What's the difference between ICP & personas?
In the B2B world, especially to scale growth and/or move upmarket, you are selling at two different levels of audience: the company and the people inside that company. Technically, ideal customer profiles are meant to describe target companies and personas, the target stakeholders or buyers at those target company accounts.
In reality, when someone says "ideal customer" or "ICP", they may refer to a combination of firmographic (and technographic) information and job demographic information (like role, title, seniority). This combined view of your ideal customer (great fit company and great fit stakeholder) can be a useful touchstone across your go-to-market teams — the shorthand serves as a common definition to rally around and consistently use in targeting, content, communications, reporting, workflows, and more.
There's no one formula for "ideal"
Your ICP does not have to follow a template or another company's — nor is it set in stone. Who you define as "ideal customers" is meant to help your company meet its goals more than other segmentations do. What you call an "ICP" in your company can include persona-level attributes to help data-driven processes and targeting, as described above. Or you might want multiple ICPs for smaller subdivisions of focus, like when there are different product lines or geographic markets, for example.

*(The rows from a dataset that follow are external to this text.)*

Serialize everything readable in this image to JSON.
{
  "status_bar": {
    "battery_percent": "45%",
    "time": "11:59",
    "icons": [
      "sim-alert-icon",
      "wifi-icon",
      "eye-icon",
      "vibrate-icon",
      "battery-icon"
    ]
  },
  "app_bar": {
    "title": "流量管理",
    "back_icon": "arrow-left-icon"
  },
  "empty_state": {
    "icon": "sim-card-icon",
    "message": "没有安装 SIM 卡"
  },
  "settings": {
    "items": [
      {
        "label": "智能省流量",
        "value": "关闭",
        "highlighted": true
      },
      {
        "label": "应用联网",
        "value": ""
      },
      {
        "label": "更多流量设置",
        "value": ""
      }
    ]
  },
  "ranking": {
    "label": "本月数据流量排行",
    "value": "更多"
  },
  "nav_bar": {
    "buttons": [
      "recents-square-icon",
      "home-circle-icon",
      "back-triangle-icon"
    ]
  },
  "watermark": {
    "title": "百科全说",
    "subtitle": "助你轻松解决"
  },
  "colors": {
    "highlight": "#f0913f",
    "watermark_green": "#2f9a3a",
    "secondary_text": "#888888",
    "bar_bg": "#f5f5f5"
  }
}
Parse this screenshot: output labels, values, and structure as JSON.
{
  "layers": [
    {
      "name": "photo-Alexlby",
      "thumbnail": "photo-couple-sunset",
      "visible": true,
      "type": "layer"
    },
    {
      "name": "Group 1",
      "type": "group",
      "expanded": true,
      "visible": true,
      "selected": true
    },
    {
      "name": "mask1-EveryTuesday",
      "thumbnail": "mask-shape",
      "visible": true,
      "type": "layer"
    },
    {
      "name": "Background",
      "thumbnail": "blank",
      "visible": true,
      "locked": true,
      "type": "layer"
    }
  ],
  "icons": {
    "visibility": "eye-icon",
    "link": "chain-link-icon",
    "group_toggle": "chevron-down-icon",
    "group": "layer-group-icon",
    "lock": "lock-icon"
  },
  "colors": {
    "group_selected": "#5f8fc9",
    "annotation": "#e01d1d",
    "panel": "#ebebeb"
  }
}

For most companies, the goals you're trying to meet are revenue-related. So your definitions of "ideal customer" will take into account factors like high MRR, high LTV, high annual contract value, large upsell potential, etc. But there are other reasons for defining an ICP (and personas) in ways that match your business goals that aren't mentioned above.
Whatever your reasons, it’s important to know who you’d love to serve and how those customers buy — and then operationalize that knowledge to spend your time and resources wisely.

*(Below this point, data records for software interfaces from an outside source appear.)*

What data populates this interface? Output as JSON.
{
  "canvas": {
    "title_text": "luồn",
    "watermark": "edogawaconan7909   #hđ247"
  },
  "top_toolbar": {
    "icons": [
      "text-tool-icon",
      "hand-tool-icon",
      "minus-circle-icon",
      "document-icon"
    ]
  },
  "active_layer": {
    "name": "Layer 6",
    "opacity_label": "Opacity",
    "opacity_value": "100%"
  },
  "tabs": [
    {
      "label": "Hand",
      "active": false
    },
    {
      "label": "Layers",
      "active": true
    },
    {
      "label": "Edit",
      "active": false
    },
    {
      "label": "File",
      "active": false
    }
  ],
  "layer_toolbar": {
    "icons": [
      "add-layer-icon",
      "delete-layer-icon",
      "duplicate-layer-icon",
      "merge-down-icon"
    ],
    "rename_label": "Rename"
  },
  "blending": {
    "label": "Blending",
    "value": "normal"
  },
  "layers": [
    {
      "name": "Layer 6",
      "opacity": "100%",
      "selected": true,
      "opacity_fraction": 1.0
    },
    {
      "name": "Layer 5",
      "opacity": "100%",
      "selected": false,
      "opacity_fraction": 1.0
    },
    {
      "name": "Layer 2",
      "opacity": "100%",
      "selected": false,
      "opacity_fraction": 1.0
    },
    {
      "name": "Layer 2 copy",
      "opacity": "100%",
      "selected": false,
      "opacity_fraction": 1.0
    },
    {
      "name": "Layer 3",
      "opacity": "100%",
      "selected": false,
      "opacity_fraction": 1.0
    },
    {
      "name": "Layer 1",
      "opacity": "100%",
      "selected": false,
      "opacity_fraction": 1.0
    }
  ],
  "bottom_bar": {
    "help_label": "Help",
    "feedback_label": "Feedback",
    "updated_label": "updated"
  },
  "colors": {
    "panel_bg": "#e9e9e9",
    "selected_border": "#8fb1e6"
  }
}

TAM + ICP + Personas = A B2B Marketing Arsenal
To put it simply, TAM is the total accounts that could buy your product, ICP is the portion of your TAM you should be convincing to buy, and personas are your best type of contacts within ICP accounts.
Harnessed to their fullest, these definitions are also living, breathing guidelines. Not every single paying customer will fall into your ICP. Not every prospect will hit all the ICP or persona characteristics. And on the flipside, you'll update and evolve how you define 'best fit' with changes in priorities, conditions (like your position in the market, marketing and sales efficiency metrics, unit economics), and what you learn about your customers along the way.

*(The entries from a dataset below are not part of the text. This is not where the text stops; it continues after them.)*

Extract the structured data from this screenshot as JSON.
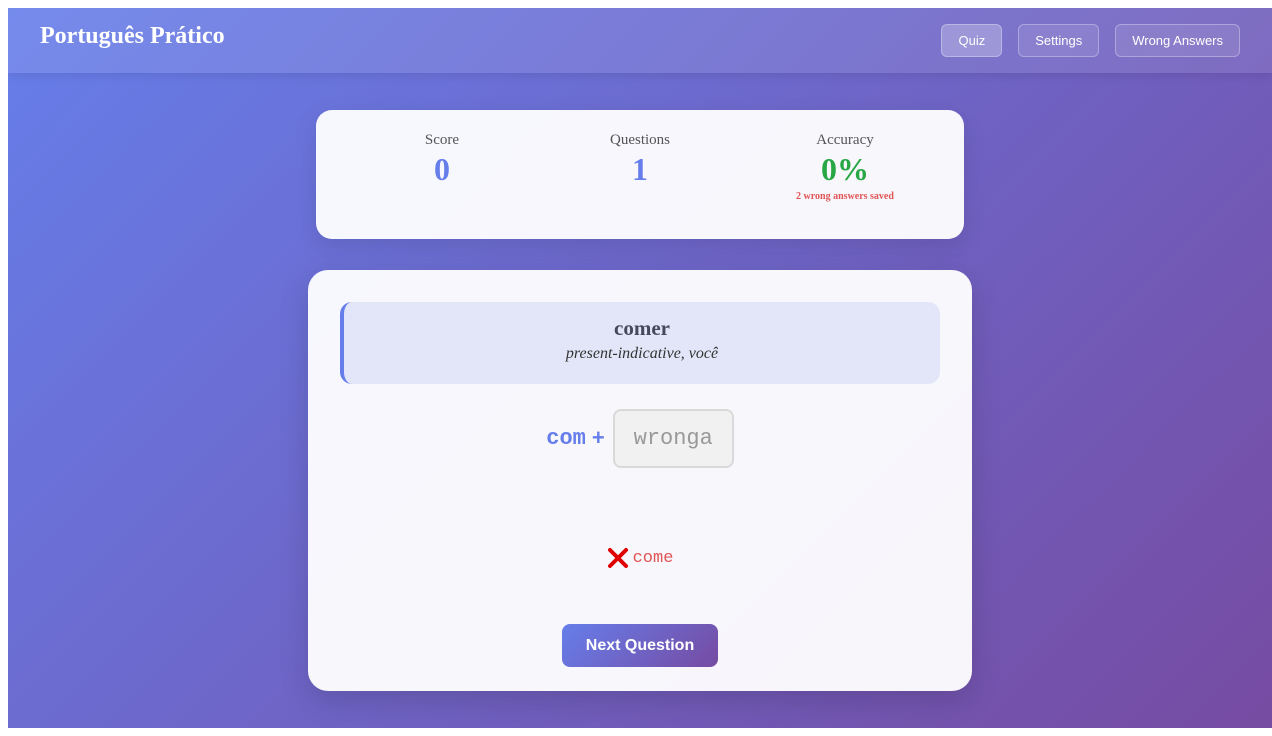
{
  "header": {
    "title": "Português Prático",
    "nav": [
      {
        "label": "Quiz",
        "active": true
      },
      {
        "label": "Settings",
        "active": false
      },
      {
        "label": "Wrong Answers",
        "active": false
      }
    ]
  },
  "stats": {
    "score_label": "Score",
    "score_value": "0",
    "questions_label": "Questions",
    "questions_value": "1",
    "accuracy_label": "Accuracy",
    "accuracy_value": "0%",
    "wrong_saved_note": "2 wrong answers saved"
  },
  "quiz": {
    "verb": "comer",
    "tense_person": "present-indicative, você",
    "stem": "com",
    "plus": "+",
    "user_input": "wronga",
    "feedback_icon": "cross-icon",
    "correct_answer": "come",
    "next_button": "Next Question"
  },
  "colors": {
    "accent": "#667eea",
    "accent_end": "#764ba2",
    "success": "#28a745",
    "error": "#e05555"
  }
}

Well-defined and usable TAM, ICPs, and personas equip your teams to attract, convert, and win the right customers through repeatable, scalable processes — instead of operating on whims, instincts, and inconsistent goals. You need the combination of all three to be strategic about your growth.